• _WHAT TO PRODUCE_: Copy every line in the records below that contains the word "файлом".

• _PROVIDED INFORMATION_:
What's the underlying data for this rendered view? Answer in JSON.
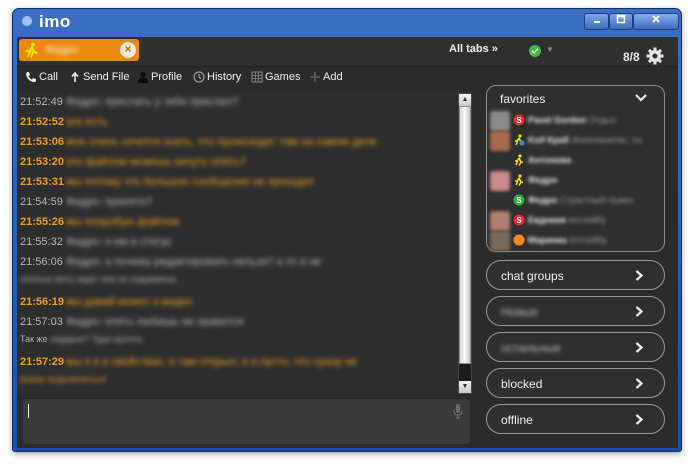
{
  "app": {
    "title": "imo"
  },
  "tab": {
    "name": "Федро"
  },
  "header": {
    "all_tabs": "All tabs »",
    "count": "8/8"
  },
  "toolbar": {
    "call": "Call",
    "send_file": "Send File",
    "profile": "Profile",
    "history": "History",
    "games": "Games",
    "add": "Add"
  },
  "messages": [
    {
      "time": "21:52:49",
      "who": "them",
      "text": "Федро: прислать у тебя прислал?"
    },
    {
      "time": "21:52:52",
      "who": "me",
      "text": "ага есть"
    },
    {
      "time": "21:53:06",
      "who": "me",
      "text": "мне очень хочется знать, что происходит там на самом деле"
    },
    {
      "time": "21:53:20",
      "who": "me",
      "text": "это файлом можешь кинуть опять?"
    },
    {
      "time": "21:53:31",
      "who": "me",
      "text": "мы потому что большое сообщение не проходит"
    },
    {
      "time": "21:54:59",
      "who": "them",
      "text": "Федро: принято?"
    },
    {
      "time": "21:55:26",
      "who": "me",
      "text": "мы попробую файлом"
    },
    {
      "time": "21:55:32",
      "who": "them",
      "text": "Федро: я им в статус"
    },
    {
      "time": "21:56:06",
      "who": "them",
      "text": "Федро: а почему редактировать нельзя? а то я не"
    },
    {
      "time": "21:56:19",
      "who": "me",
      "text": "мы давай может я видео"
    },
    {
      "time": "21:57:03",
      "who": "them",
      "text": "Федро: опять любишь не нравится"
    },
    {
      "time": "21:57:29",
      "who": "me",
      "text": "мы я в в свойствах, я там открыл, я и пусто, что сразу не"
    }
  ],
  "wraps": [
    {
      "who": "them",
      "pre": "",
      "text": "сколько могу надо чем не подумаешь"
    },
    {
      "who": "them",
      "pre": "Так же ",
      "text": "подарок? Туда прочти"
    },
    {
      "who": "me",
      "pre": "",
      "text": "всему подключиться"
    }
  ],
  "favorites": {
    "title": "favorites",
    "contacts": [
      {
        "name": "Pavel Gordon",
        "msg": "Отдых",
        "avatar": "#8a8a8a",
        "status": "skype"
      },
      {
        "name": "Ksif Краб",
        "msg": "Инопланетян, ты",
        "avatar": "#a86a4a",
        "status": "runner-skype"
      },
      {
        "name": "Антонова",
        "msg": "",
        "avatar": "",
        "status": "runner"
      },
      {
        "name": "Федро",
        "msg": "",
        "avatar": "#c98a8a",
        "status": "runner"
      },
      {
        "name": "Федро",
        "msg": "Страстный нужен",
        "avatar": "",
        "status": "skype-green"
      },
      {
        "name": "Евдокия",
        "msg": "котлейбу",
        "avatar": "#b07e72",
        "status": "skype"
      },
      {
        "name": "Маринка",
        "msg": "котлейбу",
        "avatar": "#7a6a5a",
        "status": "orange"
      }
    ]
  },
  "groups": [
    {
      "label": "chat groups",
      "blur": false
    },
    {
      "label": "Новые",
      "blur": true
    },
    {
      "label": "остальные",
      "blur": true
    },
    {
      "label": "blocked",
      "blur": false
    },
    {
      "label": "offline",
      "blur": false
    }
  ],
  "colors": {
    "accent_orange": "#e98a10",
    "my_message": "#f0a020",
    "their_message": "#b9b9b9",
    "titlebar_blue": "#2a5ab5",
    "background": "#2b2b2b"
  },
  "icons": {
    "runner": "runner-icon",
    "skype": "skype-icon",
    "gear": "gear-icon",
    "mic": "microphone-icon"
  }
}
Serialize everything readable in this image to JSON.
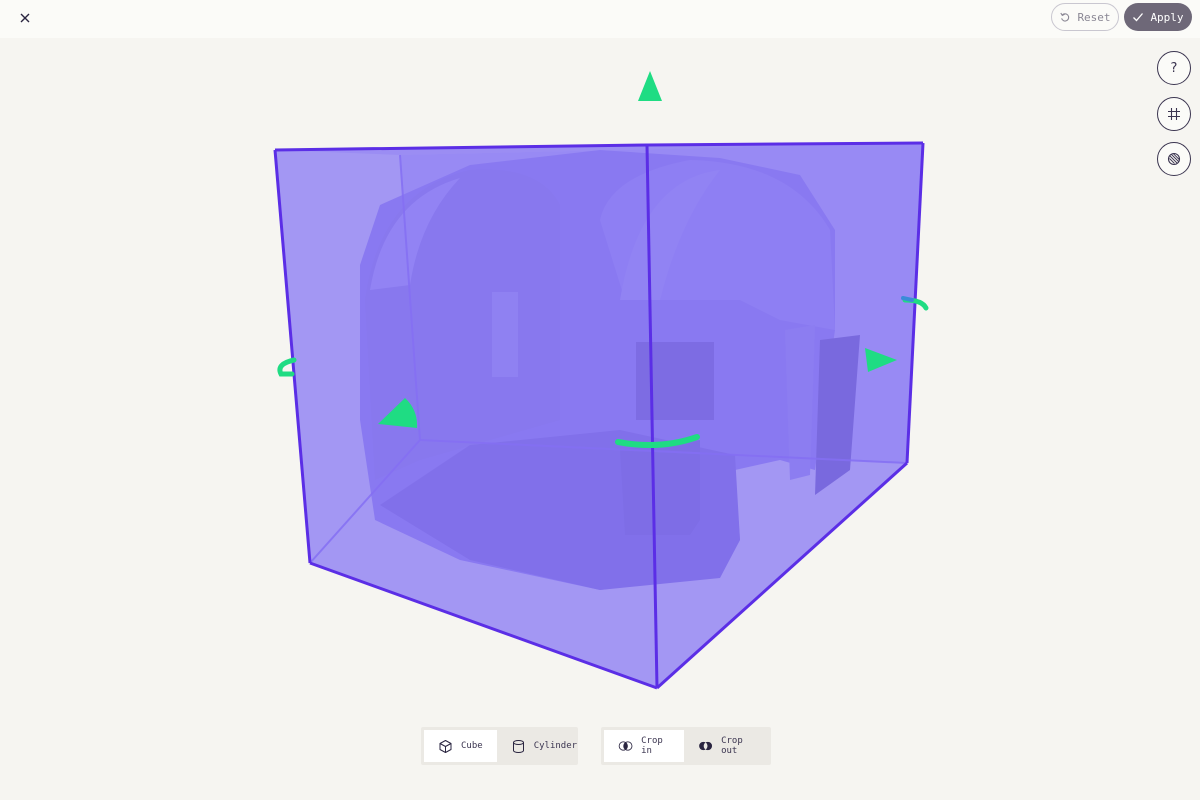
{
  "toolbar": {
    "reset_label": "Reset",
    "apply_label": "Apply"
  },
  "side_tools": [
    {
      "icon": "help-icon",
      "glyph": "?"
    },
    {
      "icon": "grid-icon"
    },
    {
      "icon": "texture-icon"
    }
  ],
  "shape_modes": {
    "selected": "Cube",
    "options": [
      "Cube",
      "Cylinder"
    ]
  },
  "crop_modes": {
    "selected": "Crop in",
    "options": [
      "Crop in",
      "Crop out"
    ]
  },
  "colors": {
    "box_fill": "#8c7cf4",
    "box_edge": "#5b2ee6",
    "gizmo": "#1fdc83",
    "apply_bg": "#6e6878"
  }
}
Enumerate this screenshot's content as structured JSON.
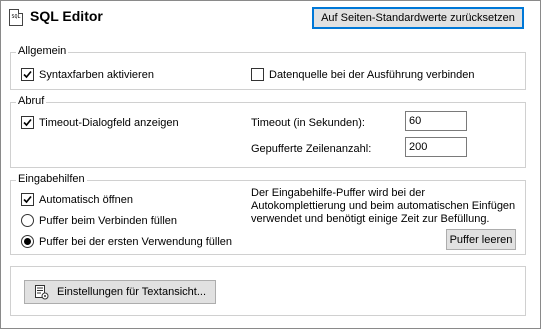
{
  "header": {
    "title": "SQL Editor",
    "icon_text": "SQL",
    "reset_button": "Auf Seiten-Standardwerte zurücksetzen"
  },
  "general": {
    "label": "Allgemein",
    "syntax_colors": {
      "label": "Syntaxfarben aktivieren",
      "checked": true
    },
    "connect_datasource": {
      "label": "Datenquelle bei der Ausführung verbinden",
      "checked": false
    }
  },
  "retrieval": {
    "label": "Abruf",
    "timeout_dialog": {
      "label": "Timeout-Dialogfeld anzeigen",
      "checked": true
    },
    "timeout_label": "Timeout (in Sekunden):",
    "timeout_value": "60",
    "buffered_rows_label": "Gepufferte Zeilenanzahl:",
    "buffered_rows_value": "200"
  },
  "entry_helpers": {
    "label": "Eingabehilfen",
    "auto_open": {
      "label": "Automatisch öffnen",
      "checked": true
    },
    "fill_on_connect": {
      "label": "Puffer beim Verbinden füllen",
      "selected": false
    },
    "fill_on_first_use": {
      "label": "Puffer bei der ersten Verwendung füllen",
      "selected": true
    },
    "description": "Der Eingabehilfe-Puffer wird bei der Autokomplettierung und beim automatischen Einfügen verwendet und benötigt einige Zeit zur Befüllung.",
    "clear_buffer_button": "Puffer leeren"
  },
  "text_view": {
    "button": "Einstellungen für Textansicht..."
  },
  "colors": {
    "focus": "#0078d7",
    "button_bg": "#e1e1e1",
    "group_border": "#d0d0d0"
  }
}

• _YOUR SOLUTION_:
      "text": "это файлом можешь кинуть опять?"
      "text": "мы попробую файлом"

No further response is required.